1854 Ernst Carl Ludwig Schulze, president of the Atlantic District of the Missouri Synod from 1906 until his death, was born in Huellhorst, Rheinberg, Westphalia (d. 9/10 October 1918).

1860 Ernst Moritz Arndt, historian, hymnist and poet, died (b. 26 December 1769).

1866 The English church worker Katherine Hankey (18341911) penned the words to the Gospel song Tell Me the Old, Old Story.

1880 Frederick Oakeley (b. 5 September 1802), one of the Tractarian authors during the Oxford Movement in England, died.

1907 Martin Hans Franzmann, hymnist and theologian, was born in Lake City, Minnesota (d. 28 March 1976, Cambridge, England).

1957 The University of Chicago Press published the first edition of its English translation of Walter Bauer’s New Testament Greek lexicon (A Greek-English Lexicon of the New Testament and Other Early Christian Literature).

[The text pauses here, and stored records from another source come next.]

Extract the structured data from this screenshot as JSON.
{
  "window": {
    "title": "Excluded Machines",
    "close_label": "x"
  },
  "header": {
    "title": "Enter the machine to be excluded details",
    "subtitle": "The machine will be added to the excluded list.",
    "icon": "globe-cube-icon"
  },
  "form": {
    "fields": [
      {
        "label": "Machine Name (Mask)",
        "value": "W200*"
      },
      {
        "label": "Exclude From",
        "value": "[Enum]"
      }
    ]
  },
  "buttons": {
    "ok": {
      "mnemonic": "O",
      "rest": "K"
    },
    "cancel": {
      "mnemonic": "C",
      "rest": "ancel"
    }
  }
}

1968 Theodore Raymond “Ted” Drewes, Sr. died on this date (b. 27 September 1897). He was the son of the Rev. Christopher F. Drewes and a St. Louis tennis champion. Among his many local, regional, and national titles he held 28 St. Louis Municipal Tennis Association (aka Muny) titles from 1918 to 1935, 14 for singles and 14 for doubles. He was inducted into the St. Louis Tennis Hall of Fame in 1991. He was the tennis coach for Concordia Seminary for 23 years and the tennis courts at Concordia Seminary are named in his honor. He is also known for starting, along with his wife Mildred, a frozen custard business in St. Louis. Known as Ted Drewes Custard, it has become a must visit attraction for tourists and citizens of St. Louis.

1979 Federico Lange, president of Concordia Seminary in Argentina from 1946 to 1965, died in Buenos Aires. Lange had joined the clergy of the Argentine District of the Missouri Synod in 1929. He served as a professor of the Old Testament at the seminary and authored an introduction to the Old Testament in Spanish. Lange edited a theological magazine for Spanish-speaking pastors in Latin America and in the U. S. called Revista Teologica. He was president of an inter-Lutheran committee that prepared and published seven volumes of Luthers works in Spanish, using the facilities of Argentine publication houses. Lange was an active participant in the Argentine Bible Society and had helped promote Scripture sales at national book fairs. A musician also, he wrote or translated hymns in Spanish and directed the Lutheran Chorus of Buenos Aires. Lange was a 1929 graduate of the Evangelical (Lutheran) Seminary of Zehlendorf near Berlin.

Print Friendly, PDF & Email
© 2014-2024 Concordia Historical Institute • All Rights Reserved